The single largest unifying element of American culture is our unique Constitution; however, as well-known author and scholar Neil Postman said, “the American Constitution is not a catechism, but a hypothesis.” Consider the recent economic collapse. Newspapers, magazines, and books have addressed the murky economic moves that led us to this mess because we, as a democratic society, have a social duty to understand the problem and repair the damage. I don’t know the differences between economics and accounting, but I do understand how to read. In reading about the economic collapse, I have learned what went wrong, where, when, why, who was involved, and how it grew from the first moment to the inevitable fall. Am I an expert? No, but I have let them inform me and I have made my own opinions. Most importantly, I can structure a persuasive argument to convince others of the correctness of my position.

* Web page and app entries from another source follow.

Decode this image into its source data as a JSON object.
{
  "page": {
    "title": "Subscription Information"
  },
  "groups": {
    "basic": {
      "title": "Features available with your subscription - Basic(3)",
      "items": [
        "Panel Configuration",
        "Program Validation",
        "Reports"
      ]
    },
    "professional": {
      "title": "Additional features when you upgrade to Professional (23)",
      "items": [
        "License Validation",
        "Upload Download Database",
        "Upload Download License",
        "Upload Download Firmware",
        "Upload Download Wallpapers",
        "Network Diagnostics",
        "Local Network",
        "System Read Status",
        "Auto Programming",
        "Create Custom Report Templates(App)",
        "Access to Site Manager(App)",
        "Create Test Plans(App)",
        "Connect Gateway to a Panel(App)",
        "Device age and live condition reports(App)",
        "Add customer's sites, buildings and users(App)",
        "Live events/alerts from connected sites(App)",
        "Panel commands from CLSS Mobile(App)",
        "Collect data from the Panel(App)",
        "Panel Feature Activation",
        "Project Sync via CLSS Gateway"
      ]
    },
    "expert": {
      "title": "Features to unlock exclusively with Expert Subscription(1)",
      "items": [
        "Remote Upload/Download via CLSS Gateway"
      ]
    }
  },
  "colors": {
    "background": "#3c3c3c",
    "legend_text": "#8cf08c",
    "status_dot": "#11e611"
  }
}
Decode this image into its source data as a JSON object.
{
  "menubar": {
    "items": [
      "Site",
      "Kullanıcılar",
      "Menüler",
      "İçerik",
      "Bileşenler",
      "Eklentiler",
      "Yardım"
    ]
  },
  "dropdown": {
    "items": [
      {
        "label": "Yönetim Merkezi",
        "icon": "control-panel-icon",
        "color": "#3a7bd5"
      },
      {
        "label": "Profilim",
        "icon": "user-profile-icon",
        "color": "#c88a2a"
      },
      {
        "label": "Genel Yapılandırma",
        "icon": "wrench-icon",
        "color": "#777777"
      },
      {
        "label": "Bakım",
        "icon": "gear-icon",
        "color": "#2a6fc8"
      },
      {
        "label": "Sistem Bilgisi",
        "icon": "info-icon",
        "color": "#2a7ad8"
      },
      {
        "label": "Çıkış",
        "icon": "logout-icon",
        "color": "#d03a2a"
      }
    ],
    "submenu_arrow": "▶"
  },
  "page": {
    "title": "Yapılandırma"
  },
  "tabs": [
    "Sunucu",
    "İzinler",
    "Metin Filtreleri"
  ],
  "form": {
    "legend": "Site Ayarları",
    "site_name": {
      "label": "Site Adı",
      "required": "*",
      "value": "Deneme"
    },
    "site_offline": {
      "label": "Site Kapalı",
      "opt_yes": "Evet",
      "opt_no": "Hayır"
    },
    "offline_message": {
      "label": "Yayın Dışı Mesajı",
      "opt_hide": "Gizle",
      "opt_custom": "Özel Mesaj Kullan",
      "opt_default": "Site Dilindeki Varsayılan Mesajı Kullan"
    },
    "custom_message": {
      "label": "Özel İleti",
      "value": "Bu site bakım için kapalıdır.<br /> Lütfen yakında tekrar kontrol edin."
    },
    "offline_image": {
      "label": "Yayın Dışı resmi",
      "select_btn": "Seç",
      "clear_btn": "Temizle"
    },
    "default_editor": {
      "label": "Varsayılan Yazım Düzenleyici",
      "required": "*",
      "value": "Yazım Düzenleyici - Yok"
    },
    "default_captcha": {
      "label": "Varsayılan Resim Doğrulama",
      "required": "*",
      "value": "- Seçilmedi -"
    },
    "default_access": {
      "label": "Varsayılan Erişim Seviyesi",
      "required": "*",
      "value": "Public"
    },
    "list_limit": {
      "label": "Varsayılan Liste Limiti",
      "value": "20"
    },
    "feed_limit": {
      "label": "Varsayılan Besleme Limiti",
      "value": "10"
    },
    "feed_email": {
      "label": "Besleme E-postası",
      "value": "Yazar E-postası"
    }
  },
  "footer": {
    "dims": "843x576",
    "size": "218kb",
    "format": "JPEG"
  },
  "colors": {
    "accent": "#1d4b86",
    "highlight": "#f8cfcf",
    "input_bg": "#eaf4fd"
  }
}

Democratic society exists to pursue the common interests of those who live within it; that pursuit suggests argumentation because we must come to some consensus of what those common interests are. These societies only work when these ideals are considered more worthy than the people who argue about them. If Ad hominem is more enticing than the reduction of poverty in our cities, then we have lost sight of the spirit that makes US society so unique. If we spend time bickering about the virtues of this politician over that, as though we were preparing for a fantasy legislation league, then we have belittled the aspirations of those audacious statesmen who entrusted us with an experiment in cohabitation that has not yet been equaled in human history. If we allow our emotional response to cloud our rational humanism, then our society of law ceases to keep us safe and sets us up to become the victims of the shadows in our cognitive processes.
So, we must seek to teach the critical nature of every subject we teach. The history teacher must teach historical inquiry, not the recitation of facts. The math teacher must teach mathematical reasoning, not just how to get an answer. The science teacher must teach unrestrained curiosity, not just what is already known. The English teacher must teach the pursuit of knowledge, not just how to read a novel or write an essay, and the best ways to express that which we believe to be true. We must ask ourselves if the ways we teach serve the critical development of the student, and, if not, how we must change. Democracy is about placing the ideal above the individual while respecting as many individuals as we can; people cannot learn to respect something larger than themselves if no one ever teaches them that these things matter, or how to tell the difference. If we are to teach to serve our democratic society, we must teach as both monks and ministers, guiding our students on the path to being proficient learners and rhetors.